It was a peculiar moment where viral content came to life; as if Grumpy Cat came onstage and began speaking.
I began to be afraid; everything outside seemed so—so black and uncomfortable.
“First do no harm” was where their practice of medicine began.
New York Times columnist David Brooks, who began his career at NR, just called Governor Palin “a cancer on the Republican Party.”
The team also began using testosterone patches instead of red eggs.
Benedetta began to laugh, while the two young men made merry.
"You politicians—" she began, when she was interrupted by a call at the door.
It was not at first that John could attend to him, and when he was able to do so he began to rattle on about his own affairs.
You were about to tell me something, child, but you left off before you began.
The Russians began retreating from the northern Carpathian front.

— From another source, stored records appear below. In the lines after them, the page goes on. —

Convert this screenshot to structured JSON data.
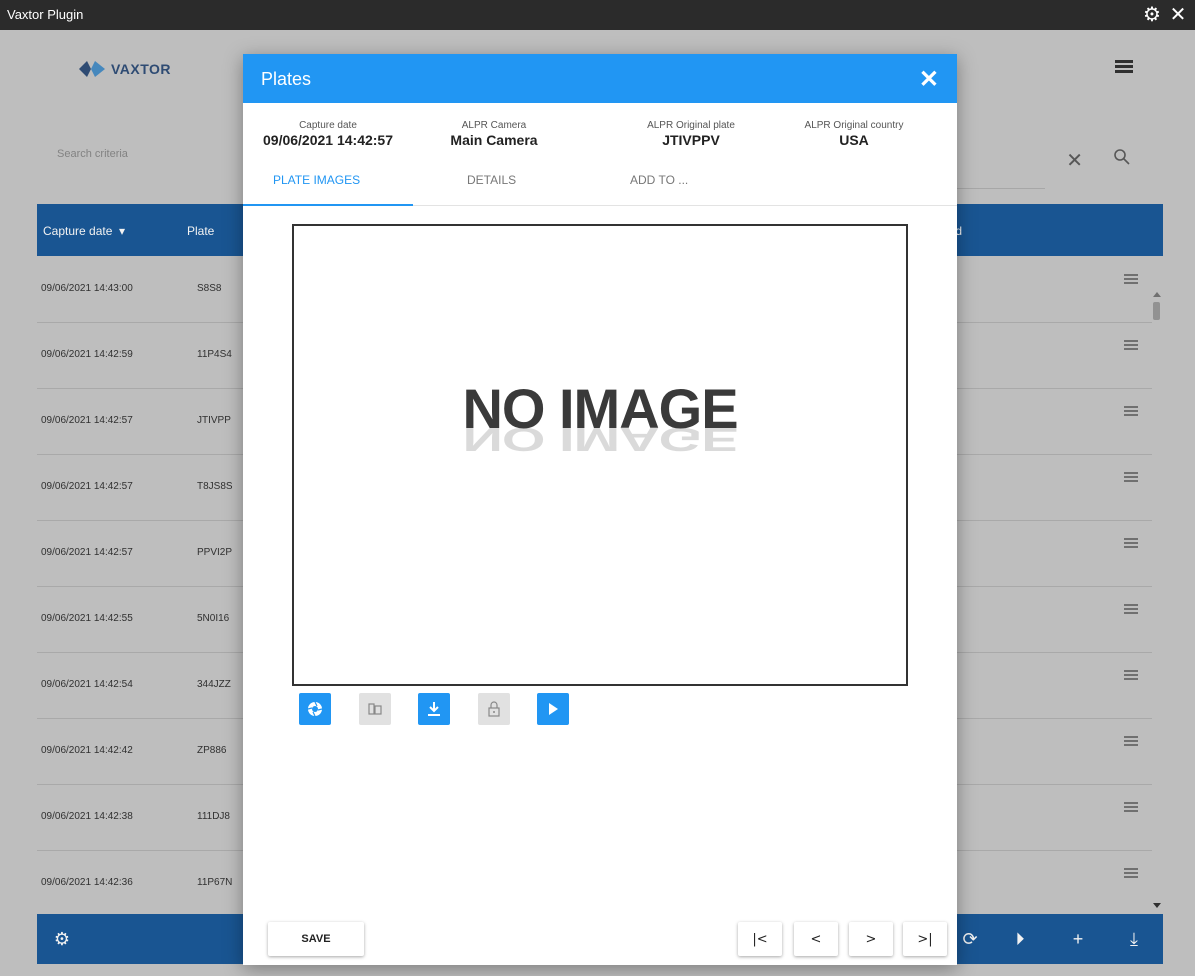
{
  "window": {
    "title": "Vaxtor Plugin",
    "settings_glyph": "⚙",
    "close_glyph": "✕"
  },
  "app": {
    "logo_text": "VAXTOR",
    "search": {
      "placeholder": "Search criteria",
      "clear_glyph": "✕"
    },
    "table": {
      "columns": [
        "Capture date",
        "Plate",
        "eed"
      ],
      "rows": [
        {
          "date": "09/06/2021 14:43:00",
          "plate": "S8S8"
        },
        {
          "date": "09/06/2021 14:42:59",
          "plate": "11P4S4"
        },
        {
          "date": "09/06/2021 14:42:57",
          "plate": "JTIVPP"
        },
        {
          "date": "09/06/2021 14:42:57",
          "plate": "T8JS8S"
        },
        {
          "date": "09/06/2021 14:42:57",
          "plate": "PPVI2P"
        },
        {
          "date": "09/06/2021 14:42:55",
          "plate": "5N0I16"
        },
        {
          "date": "09/06/2021 14:42:54",
          "plate": "344JZZ"
        },
        {
          "date": "09/06/2021 14:42:42",
          "plate": "ZP886"
        },
        {
          "date": "09/06/2021 14:42:38",
          "plate": "111DJ8"
        },
        {
          "date": "09/06/2021 14:42:36",
          "plate": "11P67N"
        }
      ]
    },
    "footer_icons": [
      "gear-icon",
      "refresh-icon",
      "play-icon",
      "add-icon",
      "download-icon"
    ],
    "footer_glyphs": {
      "gear": "⚙",
      "refresh": "⟳",
      "play": "⏵",
      "add": "+",
      "download": "⤓"
    }
  },
  "dialog": {
    "title": "Plates",
    "close_glyph": "✕",
    "info": [
      {
        "label": "Capture date",
        "value": "09/06/2021 14:42:57"
      },
      {
        "label": "ALPR Camera",
        "value": "Main Camera"
      },
      {
        "label": "ALPR Original plate",
        "value": "JTIVPPV"
      },
      {
        "label": "ALPR Original country",
        "value": "USA"
      }
    ],
    "tabs": [
      {
        "label": "PLATE IMAGES",
        "active": true
      },
      {
        "label": "DETAILS",
        "active": false
      },
      {
        "label": "ADD TO ...",
        "active": false
      }
    ],
    "image_placeholder": "NO IMAGE",
    "toolbar": [
      "camera-icon",
      "compare-icon",
      "download-icon",
      "lock-icon",
      "play-icon"
    ],
    "save_label": "SAVE",
    "nav": {
      "first": "|<",
      "prev": "<",
      "next": ">",
      "last": ">|"
    }
  },
  "colors": {
    "primary": "#2196f3",
    "table_header": "#1b5a9a",
    "titlebar": "#2b2b2b",
    "background": "#c9c9c9"
  }
}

Old English beginnan "to begin, attempt, undertake," a rare word beside the more usual form onginnan (class III strong verb; past tense ongann, past participle ongunnen); from bi- (see be-) + West Germanbic *ginnan, of obscure meaning and found only in compounds, perhaps "to open, open up" (cf. Old High German in-ginnan "to cut open, open up," also "begin, undertake"), with sense evolution from "open" to "begin." Cognates elsewhere in Germanic include Old Frisian biginna "to begin," Middle Dutch beghinnen, Old High German beginnan, German beginnen, Old Frisian bijenna "to begin," Gothic duginnan.